    The work also received special attention, in June, in the Galileu magazine, one of the main vehicles of scientific dissemination in Brazil, and had the collaboration of the Head of the Division of Fundamental Sciences at ITA, Professor Wayne de Paula, and with the contribution of cosmologists Professors José Fernando de Jesus, from the Universidade Estadual Paulista (UNESP), and Rodolfo Valentim, from the Federal University of São Paulo (UNIFESP), who compared the theoretical predictions of the model with the most recent observational data of the Hubble parameter, a law that measures the acceleration of the universe's current expansion.

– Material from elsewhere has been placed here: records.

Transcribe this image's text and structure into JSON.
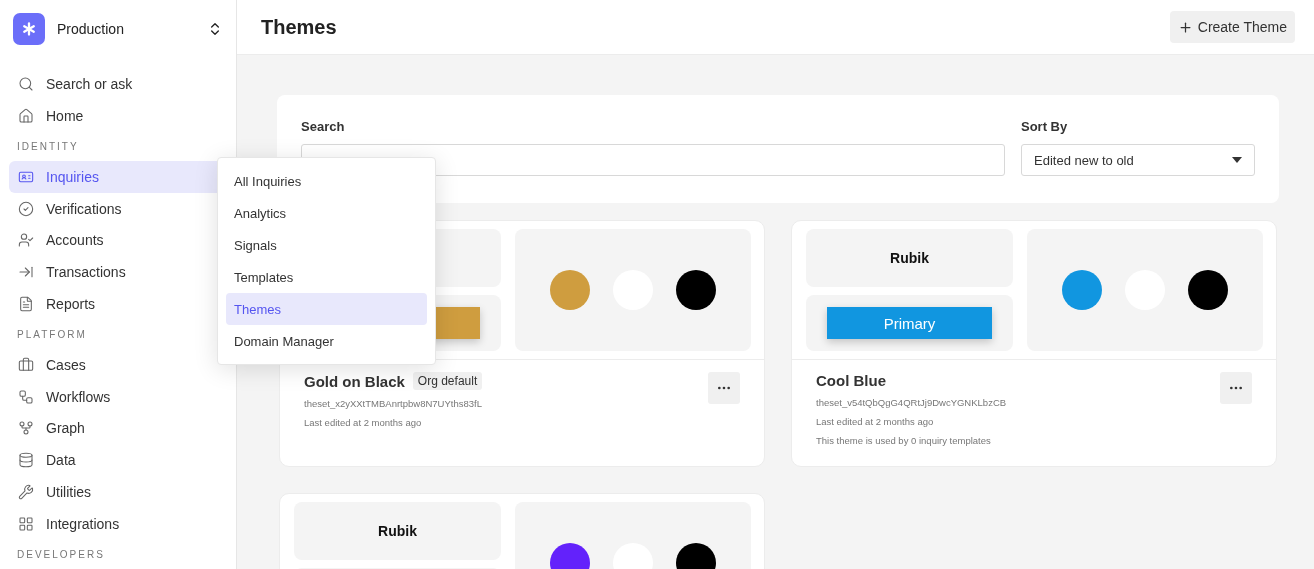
{
  "workspace": {
    "name": "Production"
  },
  "sidebar": {
    "items": [
      {
        "label": "Search or ask",
        "selected": false
      },
      {
        "label": "Home",
        "selected": false
      }
    ],
    "sections": [
      {
        "title": "IDENTITY",
        "items": [
          {
            "label": "Inquiries",
            "selected": true
          },
          {
            "label": "Verifications",
            "selected": false
          },
          {
            "label": "Accounts",
            "selected": false
          },
          {
            "label": "Transactions",
            "selected": false
          },
          {
            "label": "Reports",
            "selected": false
          }
        ]
      },
      {
        "title": "PLATFORM",
        "items": [
          {
            "label": "Cases",
            "selected": false
          },
          {
            "label": "Workflows",
            "selected": false
          },
          {
            "label": "Graph",
            "selected": false
          },
          {
            "label": "Data",
            "selected": false
          },
          {
            "label": "Utilities",
            "selected": false
          },
          {
            "label": "Integrations",
            "selected": false
          }
        ]
      },
      {
        "title": "DEVELOPERS"
      }
    ]
  },
  "menu": {
    "items": [
      {
        "label": "All Inquiries",
        "selected": false
      },
      {
        "label": "Analytics",
        "selected": false
      },
      {
        "label": "Signals",
        "selected": false
      },
      {
        "label": "Templates",
        "selected": false
      },
      {
        "label": "Themes",
        "selected": true
      },
      {
        "label": "Domain Manager",
        "selected": false
      }
    ]
  },
  "header": {
    "title": "Themes",
    "create_button": "Create Theme"
  },
  "filters": {
    "search": {
      "label": "Search"
    },
    "sort": {
      "label": "Sort By",
      "value": "Edited new to old"
    }
  },
  "themes": [
    {
      "name": "Gold on Black",
      "badge": "Org default",
      "id": "theset_x2yXXtTMBAnrtpbw8N7UYths83fL",
      "edited": "Last edited at 2 months ago",
      "button": {
        "color": "#cf9d3f"
      },
      "colors": [
        {
          "color": "#cf9d3f"
        },
        {
          "color": "#ffffff"
        },
        {
          "color": "#000000"
        }
      ]
    },
    {
      "name": "Cool Blue",
      "id": "theset_v54tQbQgG4QRtJj9DwcYGNKLbzCB",
      "edited": "Last edited at 2 months ago",
      "usage": "This theme is used by 0 inquiry templates",
      "font": "Rubik",
      "button": {
        "label": "Primary",
        "color": "#1196e0"
      },
      "colors": [
        {
          "color": "#1196e0"
        },
        {
          "color": "#ffffff"
        },
        {
          "color": "#000000"
        }
      ]
    },
    {
      "font": "Rubik",
      "colors": [
        {
          "color": "#6322fb"
        },
        {
          "color": "#ffffff"
        },
        {
          "color": "#000000"
        }
      ]
    }
  ]
}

    As Professor Malheiro explains, the research was developed considering three hypotheses: the first proposed the existence of a 5th dimension in the Universe, with an expansion rate different from the other dimensions, which expand in our homogeneous and isotropic space-time; the second worked on the association of the energy density and pressure of the Universe to terms involving the rate of expansion of the extra dimension in the components of Einstein's equation, in five dimensions; and finally, the third hypothesis assumed the existence of a constant energy density associated with the creation of a vacuum in this five-dimensional space. Based only on these three assumptions, it was possible to obtain an expression for the Hubble parameter, which measures the expansion rate of our Universe and its evolution over time, that is, from the Big Bang to current times. It was also possible to deduce a single equation for the pressure of the Universe, as a function of its energy density over time, capable of describing in a unified way the three Eras of the Universe's evolution: the Era of Radiation, very hot and with emission of high frequency electromagnetic radiation; the Age of Matter, period of formation of the Galaxies, and the current Age of Dark Energy, of accelerated expansion of the Universe. In the standard Cosmological model, each of these Ages has a different equation for the pressure and energy density of the Universe.

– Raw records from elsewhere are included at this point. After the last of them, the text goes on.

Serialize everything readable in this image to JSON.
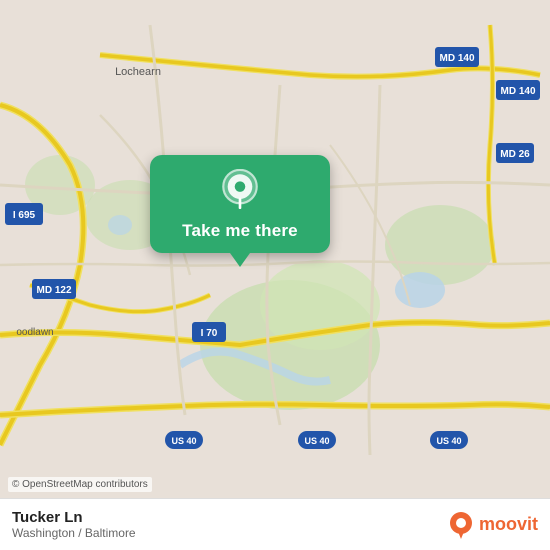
{
  "map": {
    "background_color": "#e8e0d8",
    "copyright": "© OpenStreetMap contributors"
  },
  "button": {
    "label": "Take me there"
  },
  "location": {
    "name": "Tucker Ln",
    "subtitle": "Washington / Baltimore"
  },
  "branding": {
    "moovit_label": "moovit"
  },
  "road_labels": {
    "i695": "I 695",
    "md140": "MD 140",
    "md122": "MD 122",
    "md26": "MD 26",
    "i70": "I 70",
    "us40_1": "US 40",
    "us40_2": "US 40",
    "us40_3": "US 40",
    "lochearn": "Lochearn",
    "woodlawn": "oodlawn"
  }
}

    As a result of the research, the researchers were able to analyze the temporal evolution of the Hubble parameter, with the free constant of the model fixed by its current value, obtaining a good agreement with the observational data. All this was possible to obtain with only the three hypotheses of the model, validating the unified description of the evolution of the Universe with only one relation between the pressure and the energy density of the Universe for its three Eras. This result is unprecedented in Cosmology, as it arises only from the geometrization of the space-time structure, not considering other hypotheses, such as the existence of extra fields in the Einstein equation proposed in most models in the literature, which seek to obtain this unified description.

    The next step, after such relevant discoveries, will be to understand the 5th dimension and check if it can be detected. As Professor Malheiro points out, “maybe we have not yet found it because it is too small. Another possibility that has been worked on is the fact that we were never able to detect it, as it is infinitely large and impossible to be reached, because, as we live in a four-dimensional subspace (the three spatial directions plus time), we are trapped in a subspace smaller in size than the Universe. Furthermore, we intend to explore the proposal that the energy density associated with vacuum in five-dimensional space, responsible for dark energy, is not constant as we assume, but has varied throughout the evolution of the Universe”.

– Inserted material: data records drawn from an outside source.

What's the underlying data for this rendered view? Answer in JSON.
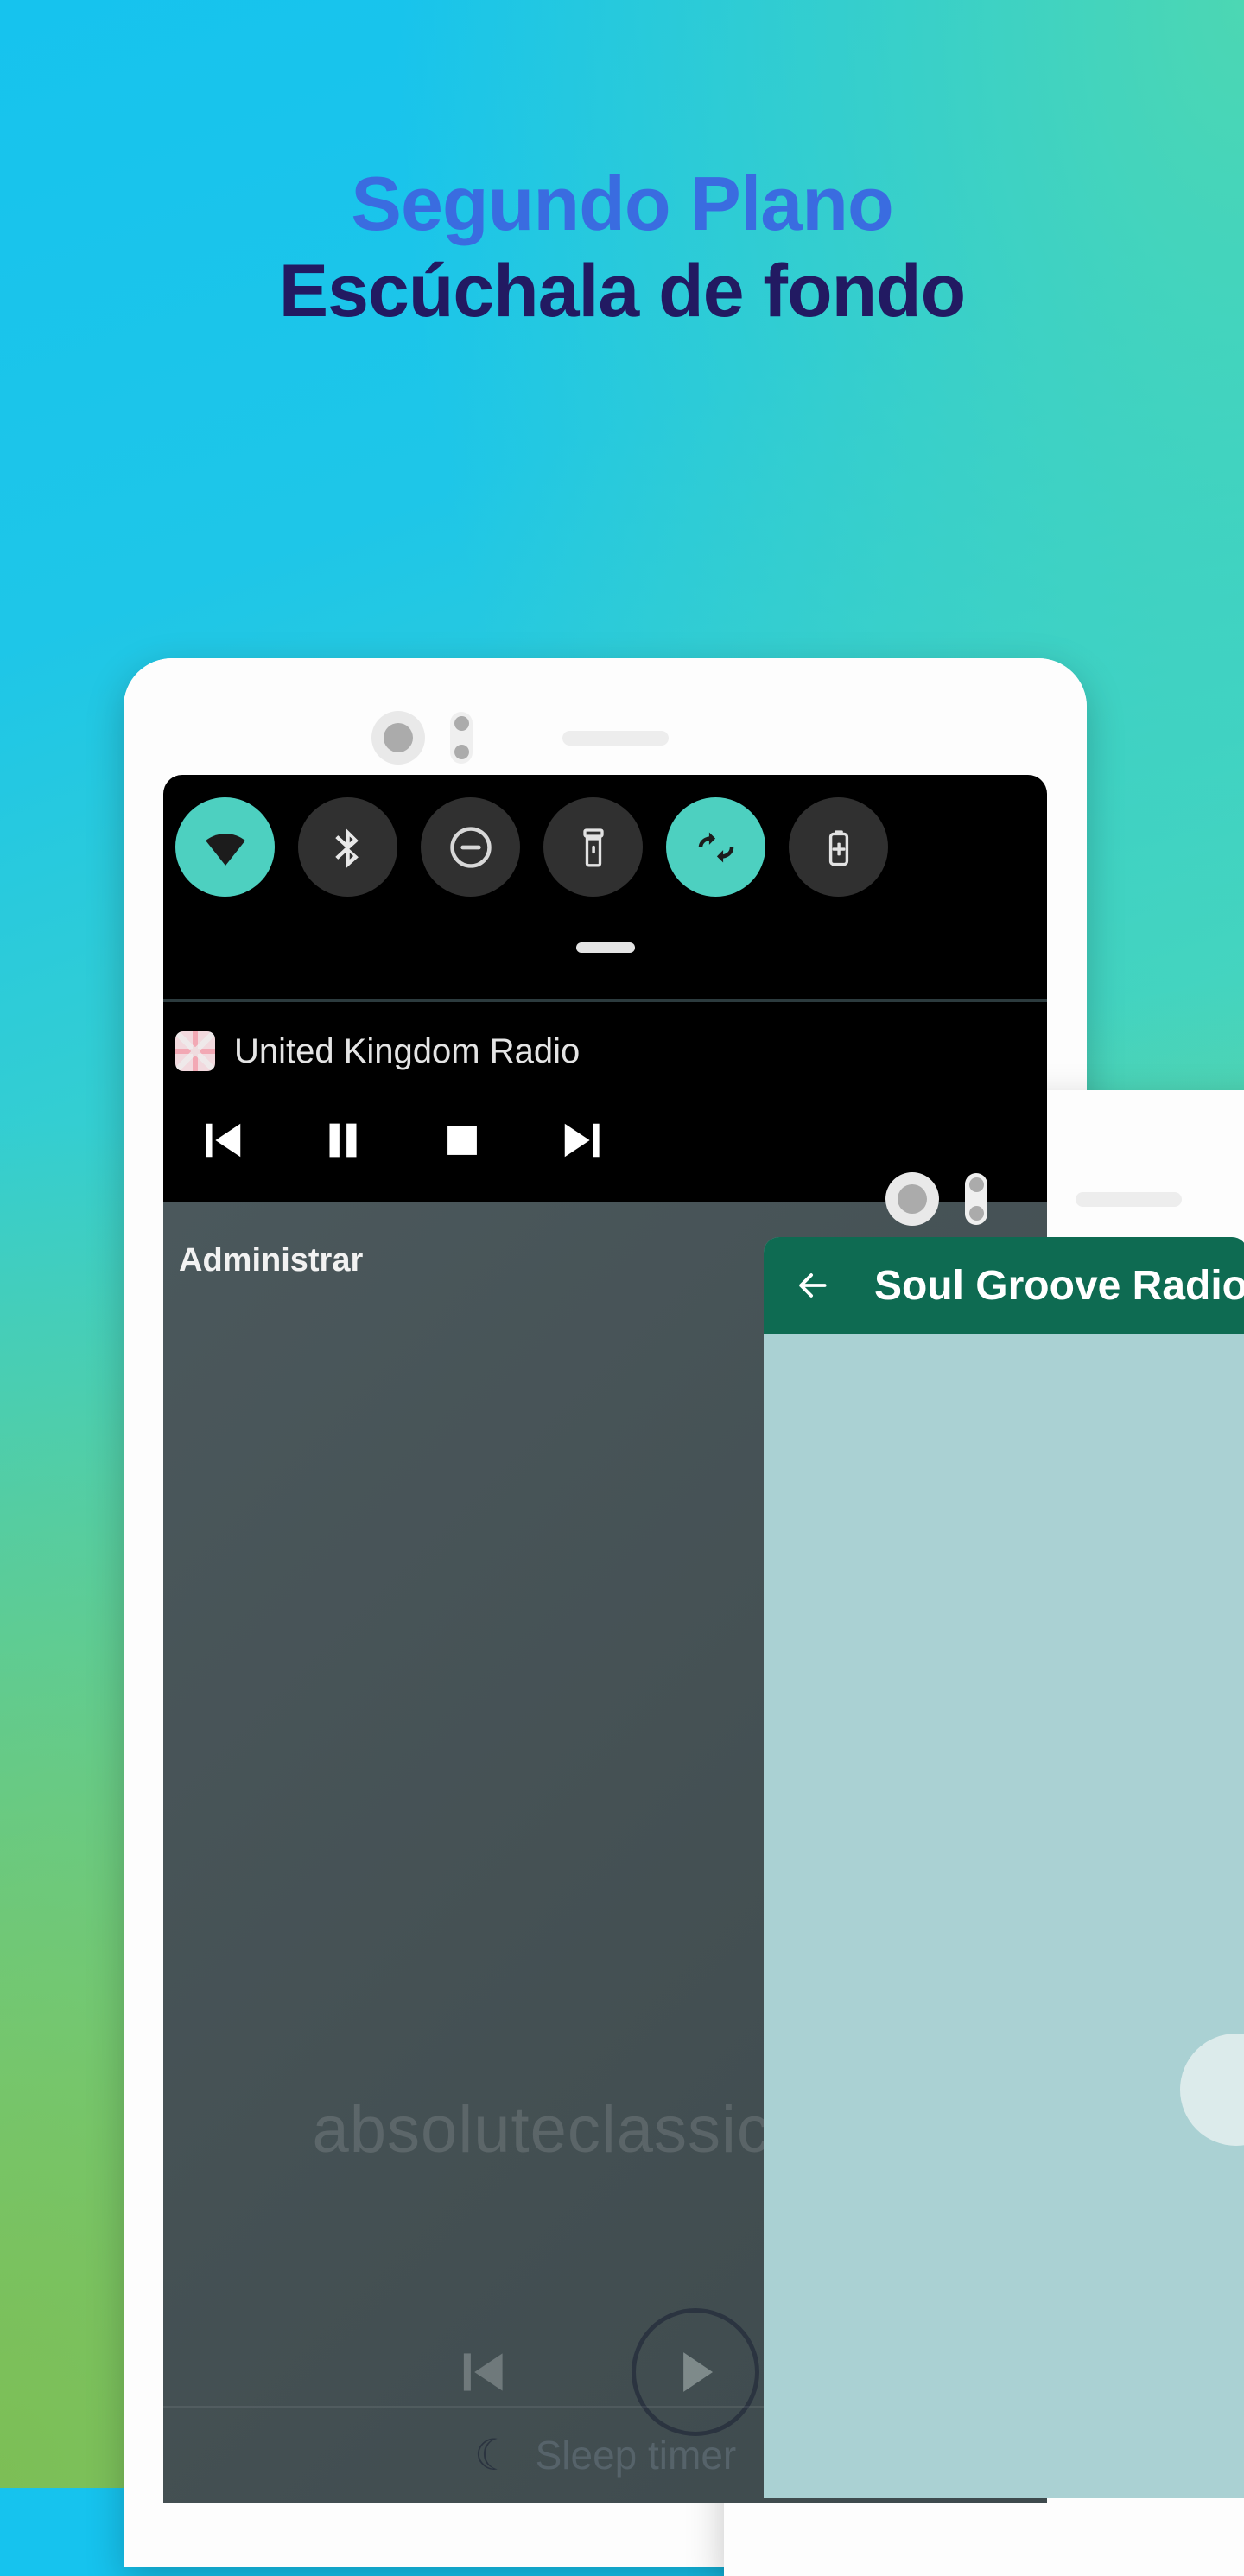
{
  "background": {
    "gradient_from": "#16C3EE",
    "gradient_mid": "#4CD7B3",
    "gradient_to": "#86C455"
  },
  "headline": {
    "line1": "Segundo Plano",
    "line1_color": "#3A6CE0",
    "line2": "Escúchala de fondo",
    "line2_color": "#221A62"
  },
  "phone1": {
    "quick_settings": {
      "accent_on": "#4DD0C0",
      "accent_off": "#303030",
      "tiles": [
        {
          "name": "wifi-tile",
          "icon": "wifi-icon",
          "active": true
        },
        {
          "name": "bluetooth-tile",
          "icon": "bluetooth-icon",
          "active": false
        },
        {
          "name": "do-not-disturb-tile",
          "icon": "do-not-disturb-icon",
          "active": false
        },
        {
          "name": "flashlight-tile",
          "icon": "flashlight-icon",
          "active": false
        },
        {
          "name": "auto-rotate-tile",
          "icon": "auto-rotate-icon",
          "active": true
        },
        {
          "name": "battery-saver-tile",
          "icon": "battery-saver-icon",
          "active": false
        }
      ]
    },
    "shade_handle": "drag-handle",
    "media_notification": {
      "app_icon": "united-kingdom-flag-icon",
      "title": "United Kingdom Radio",
      "controls": [
        {
          "name": "previous-button",
          "icon": "skip-previous-icon"
        },
        {
          "name": "pause-button",
          "icon": "pause-icon"
        },
        {
          "name": "stop-button",
          "icon": "stop-icon"
        },
        {
          "name": "next-button",
          "icon": "skip-next-icon"
        }
      ]
    },
    "app": {
      "section_label": "Administrar",
      "watermark_note": "♪",
      "station_watermark": "absoluteclassicrock",
      "playback": {
        "previous": "skip-previous-icon",
        "play": "play-icon"
      },
      "sleep_timer": {
        "icon": "moon-icon",
        "label": "Sleep timer"
      }
    }
  },
  "phone2": {
    "appbar": {
      "back_icon": "arrow-left-icon",
      "title": "Soul Groove Radio",
      "color": "#0E6B52"
    },
    "body_color": "#AAD1D3",
    "fab": "play-fab"
  }
}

    If you want to access the full scientific article or the article from the Galileo magazine, click on the following links: (link is external) (link is external)

    Source: ITA
    Edition: DCS-ITA
    Review: ACS-DCTA
    Photo: NASA